I’ve just read this article regarding the Amazon Web Services Startup Challenge and I was all eager to give EC2 a try. To be honest, I have heard about Amazon Web Services for quite sometime now, but finally I thought it was time to have a look. The motivation was the fact that I have tried Stax Cloud and noticed it is build on top of Amazon EC2 (Elastic Compute Cloud). I quickly signed up using my existing account hoping there would be a trial or some sort of free access for developers, I was wrong. As soon as I tried to signup for EC2 & S3 I was asked to confirm my credit card details, so I stopped there and had a quick look at the pricing.

Using Amazon’s pricing calculator I tried to enter the same specifications offered by a PoundHost A2 dedicated server and to my shock Amazon EC2 monthly pricing was three times that of PoundHost A2 dedicated server. So what I don’t understand is how would a startup be able to afford using a more expensive service such as EC2?, may be it’s the buzz word ‘Cloud’ and lots of cash coming out of VC funding rounds!

Personally I think Amazon is still got a great deal to do in regards to pricing if they want to compete with the dedicated server hosting market.

  • Stax is free during the beta, but we still believe that we can offer options for bringing monthly charges for EC2 inline with standard hosting by taking advantage of application elasticity.

    To get an application deployed on EC2 24×7, you need to allocate a full EC2 server for the month, which will cost you $70 at a minimum. However, with an elastic platform like Stax, your Java applications can be deployed for 24×7 operations, in a way that allows your application to only use a portion of a server during low-use hours, or none at all during completely idle periods.

    If your application load is always steady-state, cloud elasticity won’t help you much, but if it has peak/non-peak load variation, it could dramatically reduce your costs since you won’t need to pay for a fully dedicated server all the time, which offering you the flexibility of elastic scalability as your load grows overtime.

  • Who the heck does that make sense for? I mean besides traditional users of batch processing? I read that AWS is now a billion dollar income for Amazon – (bout time Bezos.) But I actually thought they were charging for CPU time – that is access time. Nope – that’s a flat per-hour charge for sitting there 24/7/365 that makes the whole thing ridiculously expensive.

    EVEN IF I could allay some of those charges, I’m starting out with a 3:1 handicap minimum over a shared host server. That’s a lot of screwing with. I am suddenly knocked stupid – and what looks stable to me is to have the best of all worlds except for latency and scalability, hosting my own server suddenly looks like the little people’s pot of gold. If I can find an amenable ISP. From there I will keep Amazon in mind only for high-volume spot processing at 1/3 the cost of static use – to bring that site back down to normal.

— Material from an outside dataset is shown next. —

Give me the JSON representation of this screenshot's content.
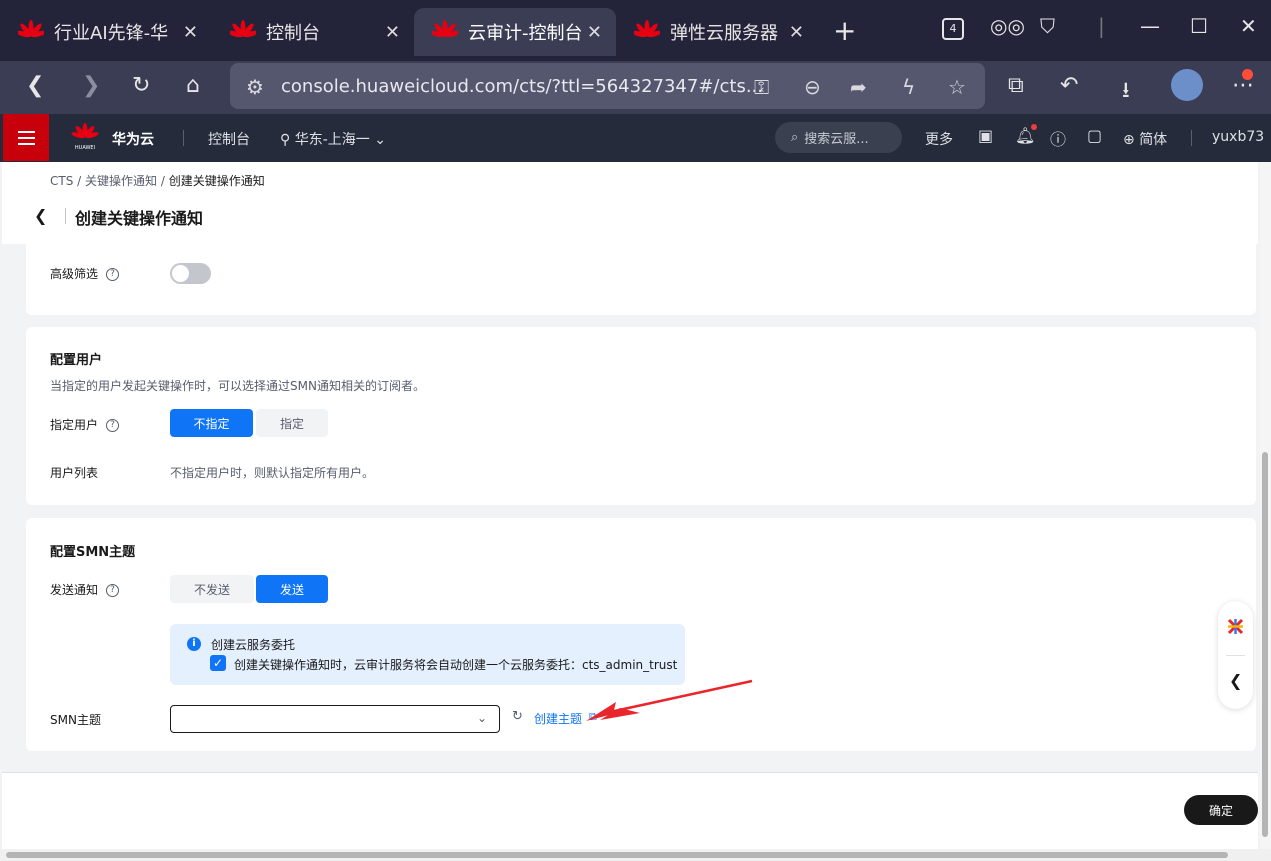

    This means the target setup is to have a full time host server like NearlyFreeSpeech (.net) where you can serve up static pages and links for NO resting server charges (no monthly fees) and minimal storage and xsfr costs, run your apps on your own server with one or two instancess of XAMPP 24/7 and put up with any latency, or (of course) through free-tier hosted services, and storage.

    I was almost tricked. After 10 hours of study I hadn’t gotten this from anybody. The spot use pricing might change that formula if it’s reliable access – it might just be Amazon’s provision for outrageous-charges at the bottom tier to overflow. Bezos is no dummy.